The corporation today also said it intends to "create a dynamic underlying architecture and a new identity, rating and recommendation system" to "form the basis of personalisation on all platforms".
The plans are laid out in the BBC's latest Statement of Programme Policy, published today, but could be limited by BBC Trust moves to control spending on internet projects.
Under the banner of its BBCi interactive service, the BBC wants to "explore the use of Internet Protocol to enhance the quality and impact of interactive television content".
The corporation is taking a leading role in work to allow interactive TV applications to connect to the internet via Ethernet. Specifically, it is keen to make iPlayer on-demand content accessible on more television screens. This is likely to begin with interactive services for Freesat equipment.
On a related but potentially more far-reaching note, another priority is to "establish a single set of IPTV standards to publish content in a cost-effective manner to this emerging platform".
The BBC's statement said it also wants to allow "audiences to ‘tear off’ BBC content and embed it in other websites" and increase video and audio content available on mobile devices.
Recognising concerns published last week by the BBC Trust, the corporation said: "[BBC.co.uk] should act as a starting point on the internet from which users can develop their use of the medium and provide a trusted guide to the wider internet.

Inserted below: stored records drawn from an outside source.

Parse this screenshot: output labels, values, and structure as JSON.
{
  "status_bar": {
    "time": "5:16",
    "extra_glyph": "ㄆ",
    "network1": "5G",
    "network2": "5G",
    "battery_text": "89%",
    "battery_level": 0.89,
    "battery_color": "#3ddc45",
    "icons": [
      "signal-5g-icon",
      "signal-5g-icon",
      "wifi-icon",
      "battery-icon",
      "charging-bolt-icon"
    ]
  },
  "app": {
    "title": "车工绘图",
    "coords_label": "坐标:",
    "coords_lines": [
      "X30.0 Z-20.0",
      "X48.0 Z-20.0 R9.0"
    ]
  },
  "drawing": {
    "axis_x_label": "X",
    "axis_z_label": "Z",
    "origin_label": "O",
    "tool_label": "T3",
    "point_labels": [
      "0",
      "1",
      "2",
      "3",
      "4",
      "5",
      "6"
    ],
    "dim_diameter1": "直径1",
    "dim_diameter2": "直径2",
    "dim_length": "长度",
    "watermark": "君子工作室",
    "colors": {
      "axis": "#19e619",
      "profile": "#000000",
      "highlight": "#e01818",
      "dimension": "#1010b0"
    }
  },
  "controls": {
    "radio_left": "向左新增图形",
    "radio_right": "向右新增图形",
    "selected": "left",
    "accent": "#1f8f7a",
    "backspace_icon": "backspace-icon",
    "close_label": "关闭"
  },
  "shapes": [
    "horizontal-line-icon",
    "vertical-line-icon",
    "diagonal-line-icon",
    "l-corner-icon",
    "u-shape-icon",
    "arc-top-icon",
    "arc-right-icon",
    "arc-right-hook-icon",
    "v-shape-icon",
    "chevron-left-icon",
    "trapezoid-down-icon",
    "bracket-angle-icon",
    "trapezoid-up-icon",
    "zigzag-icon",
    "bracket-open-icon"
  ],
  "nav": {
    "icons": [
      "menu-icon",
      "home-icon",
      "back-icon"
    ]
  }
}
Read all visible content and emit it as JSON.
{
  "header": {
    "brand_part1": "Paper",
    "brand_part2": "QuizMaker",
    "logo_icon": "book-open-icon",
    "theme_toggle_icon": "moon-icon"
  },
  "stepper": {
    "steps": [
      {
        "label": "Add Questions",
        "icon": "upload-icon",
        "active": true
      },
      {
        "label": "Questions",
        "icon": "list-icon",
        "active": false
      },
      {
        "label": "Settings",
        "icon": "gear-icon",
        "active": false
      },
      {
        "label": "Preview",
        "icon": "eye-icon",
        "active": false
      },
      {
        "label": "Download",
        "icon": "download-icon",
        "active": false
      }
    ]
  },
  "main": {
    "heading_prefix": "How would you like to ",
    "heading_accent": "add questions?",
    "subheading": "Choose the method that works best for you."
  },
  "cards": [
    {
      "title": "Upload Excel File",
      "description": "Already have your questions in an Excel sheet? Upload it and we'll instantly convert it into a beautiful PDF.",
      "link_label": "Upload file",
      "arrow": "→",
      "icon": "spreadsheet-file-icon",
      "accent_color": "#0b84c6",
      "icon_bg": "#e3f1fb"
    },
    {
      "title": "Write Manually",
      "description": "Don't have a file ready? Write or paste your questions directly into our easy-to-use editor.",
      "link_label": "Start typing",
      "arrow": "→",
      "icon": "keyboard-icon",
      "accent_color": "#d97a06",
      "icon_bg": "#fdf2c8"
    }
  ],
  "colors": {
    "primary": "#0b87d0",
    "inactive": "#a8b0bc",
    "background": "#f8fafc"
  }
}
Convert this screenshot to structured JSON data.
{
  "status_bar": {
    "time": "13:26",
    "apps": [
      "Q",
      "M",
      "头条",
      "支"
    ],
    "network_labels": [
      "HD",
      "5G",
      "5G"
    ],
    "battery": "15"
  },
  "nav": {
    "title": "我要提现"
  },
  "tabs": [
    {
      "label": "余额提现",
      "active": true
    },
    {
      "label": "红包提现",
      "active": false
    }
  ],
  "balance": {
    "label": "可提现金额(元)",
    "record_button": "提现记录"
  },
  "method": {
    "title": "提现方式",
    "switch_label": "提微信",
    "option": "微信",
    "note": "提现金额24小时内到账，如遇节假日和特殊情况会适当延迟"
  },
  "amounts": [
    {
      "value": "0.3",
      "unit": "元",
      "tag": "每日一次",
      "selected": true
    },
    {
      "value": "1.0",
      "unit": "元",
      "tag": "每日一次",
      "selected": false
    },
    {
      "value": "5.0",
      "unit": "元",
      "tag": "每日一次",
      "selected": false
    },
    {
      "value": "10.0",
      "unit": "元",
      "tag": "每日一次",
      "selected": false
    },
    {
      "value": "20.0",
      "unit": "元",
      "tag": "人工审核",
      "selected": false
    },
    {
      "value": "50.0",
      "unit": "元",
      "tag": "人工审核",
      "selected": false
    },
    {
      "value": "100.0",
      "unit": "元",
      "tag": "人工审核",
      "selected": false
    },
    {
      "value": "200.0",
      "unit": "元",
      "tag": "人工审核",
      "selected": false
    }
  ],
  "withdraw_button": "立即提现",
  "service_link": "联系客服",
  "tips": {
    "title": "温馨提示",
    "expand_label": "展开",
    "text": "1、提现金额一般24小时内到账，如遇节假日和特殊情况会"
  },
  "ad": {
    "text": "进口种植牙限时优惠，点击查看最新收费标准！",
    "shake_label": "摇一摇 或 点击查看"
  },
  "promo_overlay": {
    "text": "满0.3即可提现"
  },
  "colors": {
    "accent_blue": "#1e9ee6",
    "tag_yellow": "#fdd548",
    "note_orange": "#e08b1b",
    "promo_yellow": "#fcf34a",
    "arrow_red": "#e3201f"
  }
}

BBC.co.uk should, at all times, balance the potential for creating public value against the risk of negative market impact."
The BBC acknowledged its online plans were now "subject to Trust approval" and said they were "designed to address the priorities identified by the BBC Trust, futureproof the delivery of the purposes, and address perceived gaps in delivery".
The Trust has put spending for the website on hold until BBC executives come up with new management and development plans.